Instructions for the task:
The output must match the entries below exactly.

───── Records for the exercise ─────

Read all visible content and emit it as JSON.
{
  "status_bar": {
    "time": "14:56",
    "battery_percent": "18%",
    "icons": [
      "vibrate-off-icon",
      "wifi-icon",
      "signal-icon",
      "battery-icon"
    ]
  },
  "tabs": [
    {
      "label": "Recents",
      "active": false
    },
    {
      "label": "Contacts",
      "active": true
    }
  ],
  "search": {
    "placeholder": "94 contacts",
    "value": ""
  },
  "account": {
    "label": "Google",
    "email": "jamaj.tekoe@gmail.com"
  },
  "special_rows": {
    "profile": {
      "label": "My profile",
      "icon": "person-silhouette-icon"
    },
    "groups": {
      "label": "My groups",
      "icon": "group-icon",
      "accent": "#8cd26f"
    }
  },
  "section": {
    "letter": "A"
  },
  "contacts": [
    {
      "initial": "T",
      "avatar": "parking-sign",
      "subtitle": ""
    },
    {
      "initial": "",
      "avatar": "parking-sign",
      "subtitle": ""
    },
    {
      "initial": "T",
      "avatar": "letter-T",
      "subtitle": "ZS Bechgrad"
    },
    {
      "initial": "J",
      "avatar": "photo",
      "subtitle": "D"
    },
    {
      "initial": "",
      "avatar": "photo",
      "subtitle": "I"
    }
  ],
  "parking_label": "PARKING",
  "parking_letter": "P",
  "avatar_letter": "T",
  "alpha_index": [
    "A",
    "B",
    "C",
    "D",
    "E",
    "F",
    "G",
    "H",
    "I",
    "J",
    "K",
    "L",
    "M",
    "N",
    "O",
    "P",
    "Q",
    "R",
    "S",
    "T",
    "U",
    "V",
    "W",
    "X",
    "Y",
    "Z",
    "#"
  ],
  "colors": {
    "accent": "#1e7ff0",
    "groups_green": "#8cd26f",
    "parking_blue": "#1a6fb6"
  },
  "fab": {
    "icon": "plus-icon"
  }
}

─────

Result:
Read all visible content and emit it as JSON.
{
  "status_bar": {
    "time": "14:56",
    "battery_percent": "18%",
    "icons": [
      "vibrate-off-icon",
      "wifi-icon",
      "signal-icon",
      "battery-icon"
    ]
  },
  "tabs": [
    {
      "label": "Recents",
      "active": false
    },
    {
      "label": "Contacts",
      "active": true
    }
  ],
  "search": {
    "placeholder": "94 contacts",
    "value": ""
  },
  "account": {
    "label": "Google",
    "email": "jamaj.tekoe@gmail.com"
  },
  "special_rows": {
    "profile": {
      "label": "My profile",
      "icon": "person-silhouette-icon"
    },
    "groups": {
      "label": "My groups",
      "icon": "group-icon",
      "accent": "#8cd26f"
    }
  },
  "section": {
    "letter": "A"
  },
  "contacts": [
    {
      "initial": "T",
      "avatar": "parking-sign",
      "subtitle": ""
    },
    {
      "initial": "",
      "avatar": "parking-sign",
      "subtitle": ""
    },
    {
      "initial": "T",
      "avatar": "letter-T",
      "subtitle": "ZS Bechgrad"
    },
    {
      "initial": "J",
      "avatar": "photo",
      "subtitle": "D"
    },
    {
      "initial": "",
      "avatar": "photo",
      "subtitle": "I"
    }
  ],
  "parking_label": "PARKING",
  "parking_letter": "P",
  "avatar_letter": "T",
  "alpha_index": [
    "A",
    "B",
    "C",
    "D",
    "E",
    "F",
    "G",
    "H",
    "I",
    "J",
    "K",
    "L",
    "M",
    "N",
    "O",
    "P",
    "Q",
    "R",
    "S",
    "T",
    "U",
    "V",
    "W",
    "X",
    "Y",
    "Z",
    "#"
  ],
  "colors": {
    "accent": "#1e7ff0",
    "groups_green": "#8cd26f",
    "parking_blue": "#1a6fb6"
  },
  "fab": {
    "icon": "plus-icon"
  }
}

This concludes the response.